I realized that if I planted before setting the fence posts, I’d be doing a lot of awkward rearranging of paper and mulch for the fence post holes. It made more sense to set the posts, then lay down the paper and mulch around them.

The fence will only be about three feet tall, but the home improvement stores don’t sell tiny posts. I ended up cutting eight-foot 4x4s in half with my circular saw (and yay! it was way easier than expected). As the posts were so short, I only dug about two feet into the ground. Then several inches of pea gravel went into the hole. Tamp down the the gravel and set the post inside to see how high it sits. To make sure my posts were even, I laid a 2×4, broad side flat, across the hole and measured from the 2×4 to the top of the post.

If I were a better blogger, this space would have a progress picture, but dangit, sometimes I just get so into the work that the rest of the world falls away.

Once the post was even (height-wise, as well as checking the sides with a level), I braced it with two narrow lengths of wood nailed to perpendicular sides. Then Quikrete Fast-Setting Concrete Mix went in until a few inches below the lip of the hole, to be followed by a gentle spray of hose water until the hole was filled. After ten minutes or so, the concrete started to set and the space between the concrete and the lip of the hole was filled with dirt.

setting a fence post
Eeeh, more or less like this, but much less neat. Source.

I spent the better part of a Sunday setting fence posts.

Fortunately, as they’re on the shorter side, they went pretty quickly. Unfortunately, I needed 15. I finished 10 that day and did the rest over the next day or two.

fence posts
Orange spray paint courtesy of the utilities company. Even though there was almost no way I was going to dig deep enough to hit a utility line, I still called 811.

I was extra fortunate to have some friends who volunteered to come over and help. They dug the trench that is slowly turning into a dry creek bed, to the left of the sidewalk in the above photo. My region gets some pretty heavy downpours during the summer, which overwhelm the soil under my porch’s rain chain.
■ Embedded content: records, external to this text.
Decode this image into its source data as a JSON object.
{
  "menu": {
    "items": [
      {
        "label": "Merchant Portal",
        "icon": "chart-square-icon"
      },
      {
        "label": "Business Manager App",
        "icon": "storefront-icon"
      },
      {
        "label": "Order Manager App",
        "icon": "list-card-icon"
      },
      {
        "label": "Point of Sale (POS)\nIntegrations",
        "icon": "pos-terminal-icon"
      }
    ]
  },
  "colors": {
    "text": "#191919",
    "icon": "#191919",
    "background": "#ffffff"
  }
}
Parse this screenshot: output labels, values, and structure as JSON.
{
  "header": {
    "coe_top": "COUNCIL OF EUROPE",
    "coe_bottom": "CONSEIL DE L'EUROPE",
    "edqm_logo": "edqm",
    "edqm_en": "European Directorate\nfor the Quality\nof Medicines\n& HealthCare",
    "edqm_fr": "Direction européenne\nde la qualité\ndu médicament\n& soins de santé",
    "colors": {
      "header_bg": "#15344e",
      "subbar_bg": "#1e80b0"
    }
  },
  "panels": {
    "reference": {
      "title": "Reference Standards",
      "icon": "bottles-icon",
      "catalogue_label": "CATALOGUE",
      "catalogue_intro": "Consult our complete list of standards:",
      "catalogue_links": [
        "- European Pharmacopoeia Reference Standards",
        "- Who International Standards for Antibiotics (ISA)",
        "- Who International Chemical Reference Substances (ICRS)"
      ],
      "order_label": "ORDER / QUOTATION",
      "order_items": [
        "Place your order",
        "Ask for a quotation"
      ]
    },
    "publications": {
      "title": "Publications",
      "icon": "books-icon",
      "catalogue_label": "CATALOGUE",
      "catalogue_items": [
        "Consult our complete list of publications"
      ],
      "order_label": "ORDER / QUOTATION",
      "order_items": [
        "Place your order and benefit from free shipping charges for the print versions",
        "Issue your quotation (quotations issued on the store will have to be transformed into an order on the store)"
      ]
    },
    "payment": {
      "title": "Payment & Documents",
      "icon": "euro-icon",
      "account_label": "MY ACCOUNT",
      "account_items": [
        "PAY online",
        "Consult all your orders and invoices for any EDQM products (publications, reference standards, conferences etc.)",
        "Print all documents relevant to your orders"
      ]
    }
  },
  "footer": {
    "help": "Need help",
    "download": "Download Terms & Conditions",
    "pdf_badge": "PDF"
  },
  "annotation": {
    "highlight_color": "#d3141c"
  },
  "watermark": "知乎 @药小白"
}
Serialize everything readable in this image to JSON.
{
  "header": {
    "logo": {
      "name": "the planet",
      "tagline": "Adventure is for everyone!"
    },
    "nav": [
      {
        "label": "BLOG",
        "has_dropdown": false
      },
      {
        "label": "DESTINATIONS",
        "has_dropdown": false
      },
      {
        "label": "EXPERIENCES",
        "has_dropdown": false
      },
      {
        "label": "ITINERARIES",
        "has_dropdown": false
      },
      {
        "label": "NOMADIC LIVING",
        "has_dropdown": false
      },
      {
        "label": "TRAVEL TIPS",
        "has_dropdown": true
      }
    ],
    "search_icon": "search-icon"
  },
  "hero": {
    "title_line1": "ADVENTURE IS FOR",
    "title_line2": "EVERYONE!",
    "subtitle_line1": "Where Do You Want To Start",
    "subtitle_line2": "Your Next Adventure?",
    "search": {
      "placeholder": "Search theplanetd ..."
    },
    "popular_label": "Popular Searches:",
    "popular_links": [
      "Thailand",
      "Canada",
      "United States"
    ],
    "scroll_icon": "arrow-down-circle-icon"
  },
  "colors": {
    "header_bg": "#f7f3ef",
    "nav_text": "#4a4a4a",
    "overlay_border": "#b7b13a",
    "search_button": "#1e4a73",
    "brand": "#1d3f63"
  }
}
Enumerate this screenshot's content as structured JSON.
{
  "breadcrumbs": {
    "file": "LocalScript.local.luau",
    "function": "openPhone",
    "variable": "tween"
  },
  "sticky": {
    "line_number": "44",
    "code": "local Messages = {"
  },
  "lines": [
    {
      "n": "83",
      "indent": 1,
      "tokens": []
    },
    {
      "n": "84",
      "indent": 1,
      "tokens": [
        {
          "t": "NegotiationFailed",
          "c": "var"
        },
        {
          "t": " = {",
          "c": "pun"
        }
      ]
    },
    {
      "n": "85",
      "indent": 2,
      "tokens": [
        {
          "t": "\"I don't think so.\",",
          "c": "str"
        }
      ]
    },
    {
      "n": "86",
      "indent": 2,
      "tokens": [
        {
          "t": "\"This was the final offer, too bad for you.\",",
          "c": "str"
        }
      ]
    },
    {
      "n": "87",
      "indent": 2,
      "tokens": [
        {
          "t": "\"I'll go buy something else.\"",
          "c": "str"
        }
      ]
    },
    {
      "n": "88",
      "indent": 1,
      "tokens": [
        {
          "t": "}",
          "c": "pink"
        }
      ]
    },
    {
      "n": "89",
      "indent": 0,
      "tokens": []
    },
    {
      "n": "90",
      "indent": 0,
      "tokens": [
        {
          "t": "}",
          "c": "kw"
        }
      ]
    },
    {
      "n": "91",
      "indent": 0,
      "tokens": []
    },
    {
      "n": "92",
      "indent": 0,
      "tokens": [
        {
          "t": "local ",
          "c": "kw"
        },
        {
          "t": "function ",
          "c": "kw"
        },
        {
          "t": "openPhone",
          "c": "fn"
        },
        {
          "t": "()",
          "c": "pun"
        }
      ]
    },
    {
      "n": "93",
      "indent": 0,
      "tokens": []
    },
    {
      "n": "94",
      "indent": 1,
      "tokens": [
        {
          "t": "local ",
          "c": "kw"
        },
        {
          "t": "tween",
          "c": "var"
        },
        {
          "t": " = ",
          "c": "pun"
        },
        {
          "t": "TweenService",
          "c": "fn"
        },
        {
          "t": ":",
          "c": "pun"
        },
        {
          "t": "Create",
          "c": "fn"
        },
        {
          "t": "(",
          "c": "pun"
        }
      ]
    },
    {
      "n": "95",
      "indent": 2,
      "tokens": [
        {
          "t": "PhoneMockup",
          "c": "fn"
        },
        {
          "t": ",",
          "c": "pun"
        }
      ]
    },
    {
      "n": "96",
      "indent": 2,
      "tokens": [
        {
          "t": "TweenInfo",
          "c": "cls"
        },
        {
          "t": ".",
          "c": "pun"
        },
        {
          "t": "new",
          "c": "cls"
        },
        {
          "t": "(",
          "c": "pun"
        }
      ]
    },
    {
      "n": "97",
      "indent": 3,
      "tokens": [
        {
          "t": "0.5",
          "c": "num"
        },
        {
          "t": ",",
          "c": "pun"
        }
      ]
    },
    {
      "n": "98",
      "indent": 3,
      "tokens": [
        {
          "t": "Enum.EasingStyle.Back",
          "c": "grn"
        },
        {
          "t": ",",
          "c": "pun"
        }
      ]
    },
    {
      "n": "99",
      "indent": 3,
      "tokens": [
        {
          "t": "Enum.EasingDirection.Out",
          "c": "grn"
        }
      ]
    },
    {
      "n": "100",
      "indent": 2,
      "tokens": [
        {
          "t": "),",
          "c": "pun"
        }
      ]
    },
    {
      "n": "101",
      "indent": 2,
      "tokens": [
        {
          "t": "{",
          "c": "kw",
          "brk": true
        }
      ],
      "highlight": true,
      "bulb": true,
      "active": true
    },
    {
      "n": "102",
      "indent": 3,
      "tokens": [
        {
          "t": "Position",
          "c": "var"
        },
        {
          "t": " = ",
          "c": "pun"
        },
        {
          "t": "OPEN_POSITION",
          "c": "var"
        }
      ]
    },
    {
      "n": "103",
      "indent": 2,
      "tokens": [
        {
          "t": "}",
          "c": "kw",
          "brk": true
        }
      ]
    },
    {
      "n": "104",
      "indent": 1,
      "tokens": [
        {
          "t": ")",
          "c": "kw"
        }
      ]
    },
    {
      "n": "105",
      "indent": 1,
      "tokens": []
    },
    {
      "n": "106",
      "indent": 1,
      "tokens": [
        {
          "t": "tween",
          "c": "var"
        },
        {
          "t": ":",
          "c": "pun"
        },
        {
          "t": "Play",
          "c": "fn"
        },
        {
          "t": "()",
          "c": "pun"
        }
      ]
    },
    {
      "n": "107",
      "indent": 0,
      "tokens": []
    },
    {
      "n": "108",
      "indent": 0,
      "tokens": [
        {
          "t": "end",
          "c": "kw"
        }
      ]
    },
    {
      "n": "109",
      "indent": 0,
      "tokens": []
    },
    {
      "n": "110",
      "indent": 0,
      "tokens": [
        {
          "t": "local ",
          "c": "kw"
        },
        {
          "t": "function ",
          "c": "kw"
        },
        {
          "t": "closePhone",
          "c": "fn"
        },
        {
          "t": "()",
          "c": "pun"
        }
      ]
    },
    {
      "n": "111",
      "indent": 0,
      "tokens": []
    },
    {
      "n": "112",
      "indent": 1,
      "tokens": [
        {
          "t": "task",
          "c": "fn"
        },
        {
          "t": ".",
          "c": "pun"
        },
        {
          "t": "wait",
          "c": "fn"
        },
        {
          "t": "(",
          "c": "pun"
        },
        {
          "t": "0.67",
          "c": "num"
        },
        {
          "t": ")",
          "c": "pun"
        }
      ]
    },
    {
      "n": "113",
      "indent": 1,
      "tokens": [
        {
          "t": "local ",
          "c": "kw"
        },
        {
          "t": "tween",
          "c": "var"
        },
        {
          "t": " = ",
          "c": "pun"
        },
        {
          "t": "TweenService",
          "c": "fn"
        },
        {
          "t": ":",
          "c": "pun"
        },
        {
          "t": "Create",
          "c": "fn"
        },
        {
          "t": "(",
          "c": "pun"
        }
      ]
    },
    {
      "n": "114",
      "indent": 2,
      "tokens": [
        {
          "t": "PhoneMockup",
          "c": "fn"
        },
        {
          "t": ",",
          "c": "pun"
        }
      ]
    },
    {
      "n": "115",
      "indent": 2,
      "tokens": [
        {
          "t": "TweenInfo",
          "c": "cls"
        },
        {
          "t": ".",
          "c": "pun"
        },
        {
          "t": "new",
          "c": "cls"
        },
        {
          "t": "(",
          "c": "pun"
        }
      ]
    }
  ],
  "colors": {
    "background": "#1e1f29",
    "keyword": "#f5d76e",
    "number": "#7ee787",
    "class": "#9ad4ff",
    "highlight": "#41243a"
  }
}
The dry creek bed will divert the extra water toward the street drain.

Around the time I set the last of the fence posts, exhaustion began to creep in. I was still doing my morning workouts (more on that in a future post), then working a full day before coming home to the front yard in the evenings. One of the downsides of being a singleton doing all her own work is just that – if I don’t do the work, it doesn’t get done! Especially on a large project, there’s only so much a human body can do each day, which is frustrating. Not only do I want to see the finished project, the weather will only get hotter over the next few months.

But for now, the days are sunny and warm and the nights are pleasantly cool . . .




< Step 2:  How (Not to) Till Your Lawn

Step 4:  Laying the Foundation for the Garden >